Nothing to hide, nothing to fear?

The fiasco over using algorithms rather than people to determine exam results has made the  future prospects of thousands of young people more uncertain. This is but one example of the  growing reach of the digital revolution, where big tech companies know more and more about us and where decisions that affect all of our lives are made by computers rather than by people.

As we get used to CCTV cameras everywhere, with ever-more sophisticated facial recognition software, we are often told, ‘Those who have nothing to hide have nothing to fear.’ Is this so? At one level Christians should be in a better place to cope with no privacy than others, if we are living lives of integrity. Jesus warned that, ‘Nothing is hidden that will not be disclosed, nor is anything secret that will not become known and come to light.’ (Matthew 8.17) 

The psalmist writes that God knows us better than we can know ourselves: ‘You search out my path and my lying down, and are acquainted with all my ways. Even before a word is on my tongue, O Lord, you know it completely.’ (Psalm 139.3-4) Being known by God carries no fear, because in God I am perfectly known, warts and all, and at the same time I am perfectly loved.

But having so much about me known by tech companies, who are motivated by profit rather than by love, and use that knowledge to make predictions and judgments about my likely behaviour which may be wrong, is something to fear. Artificial intelligence can never know me perfectly, because its algorithms are written by flawed human beings, and AI can never love me perfectly. 

We should also fear the biases against people of colour and the poor often unwittingly built into the system. And even if the predictions are mostly right, they are only on the basis of probabilities; algorithms will inevitably get things wrong about specific individuals, as we have seen this week.

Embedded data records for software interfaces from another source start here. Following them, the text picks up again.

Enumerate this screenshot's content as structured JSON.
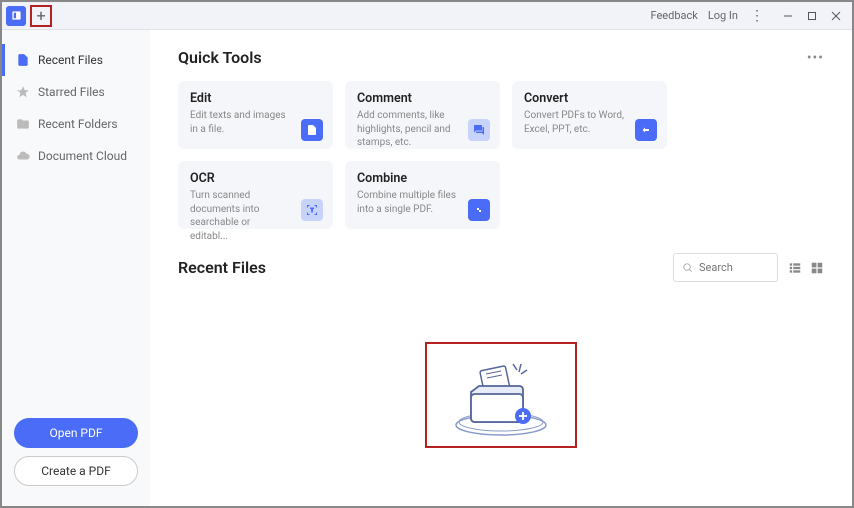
{
  "titlebar": {
    "feedback": "Feedback",
    "login": "Log In"
  },
  "sidebar": {
    "items": [
      {
        "label": "Recent Files"
      },
      {
        "label": "Starred Files"
      },
      {
        "label": "Recent Folders"
      },
      {
        "label": "Document Cloud"
      }
    ],
    "open_pdf": "Open PDF",
    "create_pdf": "Create a PDF"
  },
  "quicktools": {
    "title": "Quick Tools",
    "cards": [
      {
        "title": "Edit",
        "desc": "Edit texts and images in a file."
      },
      {
        "title": "Comment",
        "desc": "Add comments, like highlights, pencil and stamps, etc."
      },
      {
        "title": "Convert",
        "desc": "Convert PDFs to Word, Excel, PPT, etc."
      },
      {
        "title": "OCR",
        "desc": "Turn scanned documents into searchable or editabl..."
      },
      {
        "title": "Combine",
        "desc": "Combine multiple files into a single PDF."
      }
    ]
  },
  "recent": {
    "title": "Recent Files",
    "search_placeholder": "Search"
  }
}
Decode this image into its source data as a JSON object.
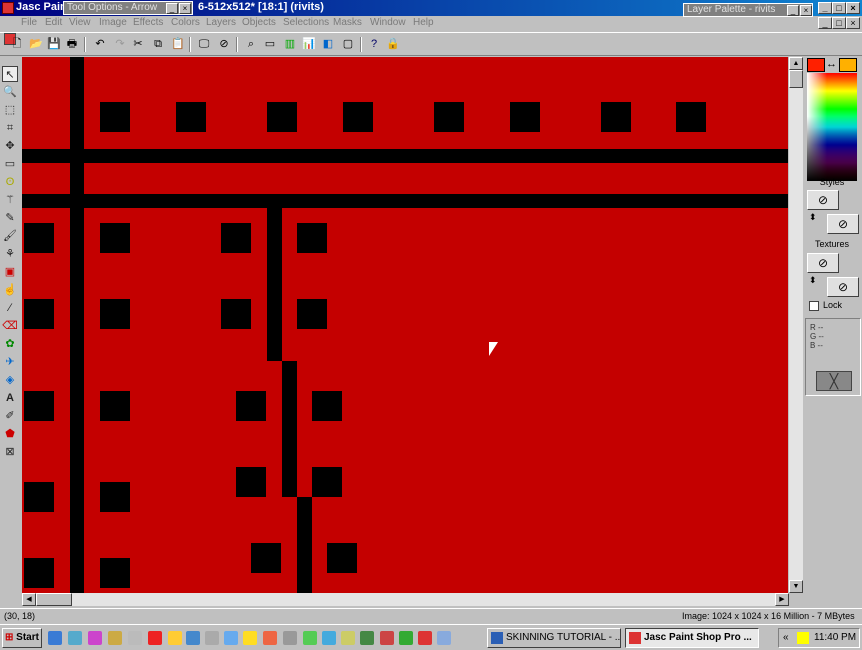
{
  "window": {
    "app_title": "Jasc Pain",
    "doc_title": "6-512x512* [18:1] (rivits)"
  },
  "tool_options": {
    "title": "Tool Options - Arrow"
  },
  "layer_palette": {
    "title": "Layer Palette - rivits"
  },
  "menu": [
    "File",
    "Edit",
    "View",
    "Image",
    "Effects",
    "Colors",
    "Layers",
    "Objects",
    "Selections",
    "Masks",
    "Window",
    "Help"
  ],
  "palette": {
    "styles_label": "Styles",
    "textures_label": "Textures",
    "lock_label": "Lock",
    "rgb": [
      "R  --",
      "G  --",
      "B  --"
    ],
    "foreground_color": "#ff2000",
    "background_color": "#ffb000"
  },
  "status": {
    "coords": "(30, 18)",
    "image_info": "Image:  1024 x 1024 x 16 Million - 7 MBytes"
  },
  "taskbar": {
    "start_label": "Start",
    "tasks": [
      "SKINNING TUTORIAL - ...",
      "Jasc Paint Shop Pro ..."
    ],
    "clock": "11:40 PM"
  },
  "colors": {
    "canvas": "#c40000",
    "rivet": "#000000"
  }
}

Some Christians react against technology and everything that feels like George Orwell’s creation Big Brother. However we need to resist the temptation to be ‘Christians against progress’, as if every new invention is somehow of the evil one. We also need to listen to the voice of younger generations in our churches, who are digital natives, and are more aware of the dangers as well as the benefits of IT, and often much more savvy than their parents. Ten years ago parents were worrying about what their children were posting on the internet – these days children are worrying about what their parents are posting on the internet!

Historically we know that people’s lives have been subject to powerful forms of social control in every age – for example in the 19th century cotton towns – where the millowners (some of whom had deep Christian faith and paternalist motivations) built the mill, rented the houses to the workers, built the parish church, and even invested in the rise of Fylde coast resorts, so that their influence pervaded every aspect of life.

However as Christians we do need to speak up for those whose lives and life chances are being damaged in the digital revolution. The advance of technology may be unstoppable, but that does not mean it has to be unregulated. Knowledge is power, and if we want to live lives free from fear then we need to make sure that too much knowledge does not end up in the hands of a very small number of companies who are not accountable.

We need to campaign for legislative change in Parliament – regulation is as much needed in the digital revolution as it was in the industrial revolution. We also need to pray for our young people whose education has been so disrupted by the pandemic, praying for wisdom for universities in allocating limited places. Last and most important, let us redeem the culture – rather than bemoaning the digital revolution, let’s find new creative ways to harness it and use it for good, as many churches have been during the lockdown.

The Venerable Mark Ireland

Archdeacon of Blackburn